That said, this final chapter was the most disappointing. Wright has spent so much time throughout the project pulling apart various aspects of the gospel stories, that he now wishes to put them back together in a meaningful way, a way in which the average Christian can again use the gospels for healthy worship and kingdom living.
And yet, Wright instead returns to the creeds, to fill in each line of the Nicene Creed with the rich meaning he had parsed out earlier in the book. Admittedly, this gives the text a certain sense of resolution; Wright had begun his book bemoaning the fact that the ancient creeds seem to ignore the bulk of the gospel stories. But filling an ancient creed with fresh and rich meaning is different from offering perspective on how to fill one’s life with fresh and rich gospel meaning.
Nevertheless, this final chapter does a good job of summarizing the whole of Bishop Wright’s argument. And to utilize the familiar Nicene Creed as a frame on which to hang these new perspectives (no, not that new perspective) is a handy tool. Juxtaposing his approach with a common contemporary reading of the creed, as he does here, is also helpful for showing the reader just how far Wright has gone in expanding the common perspective without abolishing it (not all of it, anyway).
In the final analysis, this is a phenomenal volume. Wright’s big picture perspective (which is his MO) is exceptionally valuable and much needed for the Western church. It has been the bane of pastors and teachers within the church for years that the average Christian is more often than not biblically illiterate. That is, fewer and fewer believers actually know what’s in the Bible. Compounding the problem, we put the wrong or incomplete meanings on the parts we do know. Bishop Wright here places the gospels in their proper context and we’re the richer for it.
I’ve already begun reading Scot McKnight’s recent book, The King Jesus Gospel: The Original Good News Revisited.
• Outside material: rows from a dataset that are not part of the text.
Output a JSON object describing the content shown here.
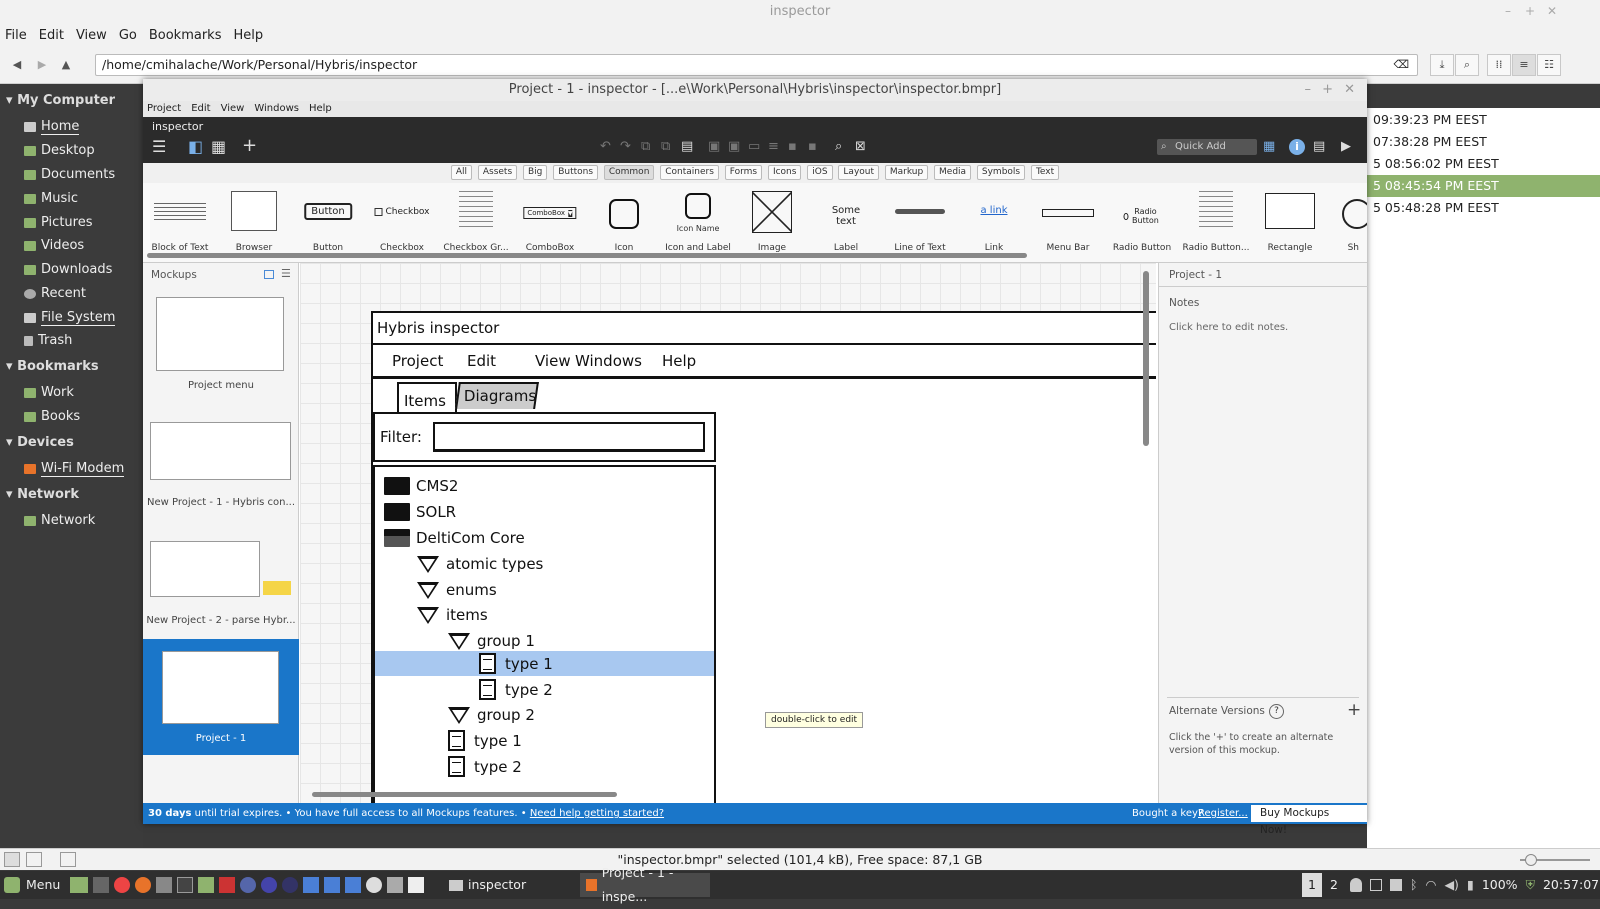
{
  "desktop": {
    "title": "inspector",
    "menu": [
      "File",
      "Edit",
      "View",
      "Go",
      "Bookmarks",
      "Help"
    ],
    "path": "/home/cmihalache/Work/Personal/Hybris/inspector",
    "sidebar": {
      "sections": [
        {
          "title": "My Computer",
          "items": [
            "Home",
            "Desktop",
            "Documents",
            "Music",
            "Pictures",
            "Videos",
            "Downloads",
            "Recent",
            "File System",
            "Trash"
          ]
        },
        {
          "title": "Bookmarks",
          "items": [
            "Work",
            "Books"
          ]
        },
        {
          "title": "Devices",
          "items": [
            "Wi-Fi Modem"
          ]
        },
        {
          "title": "Network",
          "items": [
            "Network"
          ]
        }
      ]
    },
    "file_times": [
      "09:39:23 PM EEST",
      "07:38:28 PM EEST",
      "5 08:56:02 PM EEST",
      "5 08:45:54 PM EEST",
      "5 05:48:28 PM EEST"
    ],
    "status": "\"inspector.bmpr\" selected (101,4 kB), Free space: 87,1 GB",
    "taskbar": {
      "menu": "Menu",
      "app1": "inspector",
      "app2": "Project - 1 - inspe...",
      "ws1": "1",
      "ws2": "2",
      "battery": "100%",
      "time": "20:57:07"
    }
  },
  "app": {
    "title": "Project - 1 - inspector - [...e\\Work\\Personal\\Hybris\\inspector\\inspector.bmpr]",
    "menu": [
      "Project",
      "Edit",
      "View",
      "Windows",
      "Help"
    ],
    "project_name": "inspector",
    "quick_add": "Quick Add",
    "filters": [
      "All",
      "Assets",
      "Big",
      "Buttons",
      "Common",
      "Containers",
      "Forms",
      "Icons",
      "iOS",
      "Layout",
      "Markup",
      "Media",
      "Symbols",
      "Text"
    ],
    "active_filter": "Common",
    "library": [
      {
        "label": "Block of Text",
        "thumb": ""
      },
      {
        "label": "Browser",
        "thumb": ""
      },
      {
        "label": "Button",
        "thumb": "Button"
      },
      {
        "label": "Checkbox",
        "thumb": "Checkbox"
      },
      {
        "label": "Checkbox Gr...",
        "thumb": ""
      },
      {
        "label": "ComboBox",
        "thumb": "ComboBox"
      },
      {
        "label": "Icon",
        "thumb": ""
      },
      {
        "label": "Icon and Label",
        "thumb": "Icon Name"
      },
      {
        "label": "Image",
        "thumb": ""
      },
      {
        "label": "Label",
        "thumb": "Some text"
      },
      {
        "label": "Line of Text",
        "thumb": ""
      },
      {
        "label": "Link",
        "thumb": "a link"
      },
      {
        "label": "Menu Bar",
        "thumb": ""
      },
      {
        "label": "Radio Button",
        "thumb": "Radio Button"
      },
      {
        "label": "Radio Button...",
        "thumb": ""
      },
      {
        "label": "Rectangle",
        "thumb": ""
      },
      {
        "label": "Sh",
        "thumb": ""
      }
    ],
    "mockups_header": "Mockups",
    "mockups": [
      "Project menu",
      "New Project - 1 - Hybris con...",
      "New Project - 2 - parse Hybr...",
      "Project - 1"
    ],
    "mockup": {
      "window_title": "Hybris inspector",
      "menu": [
        "Project",
        "Edit",
        "View",
        "Windows",
        "Help"
      ],
      "tabs": [
        "Items",
        "Diagrams"
      ],
      "filter_label": "Filter:",
      "tree": [
        "CMS2",
        "SOLR",
        "DeltiCom Core",
        "atomic types",
        "enums",
        "items",
        "group 1",
        "type 1",
        "type 2",
        "group 2",
        "type 1",
        "type 2"
      ],
      "tooltip": "double-click to edit"
    },
    "right_panel": {
      "project": "Project - 1",
      "notes_label": "Notes",
      "notes_hint": "Click here to edit notes.",
      "alt_label": "Alternate Versions",
      "alt_hint": "Click the '+' to create an alternate version of this mockup."
    },
    "trial": {
      "days": "30 days",
      "text": " until trial expires. • You have full access to all Mockups features. • ",
      "link": "Need help getting started?",
      "key_q": "Bought a key?",
      "register": "Register...",
      "buy": "Buy Mockups Now!"
    }
  }
}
I’m already riveted and we’ll start exploring it here next week. It will then be fun to compare and contrast that with Wright’s book.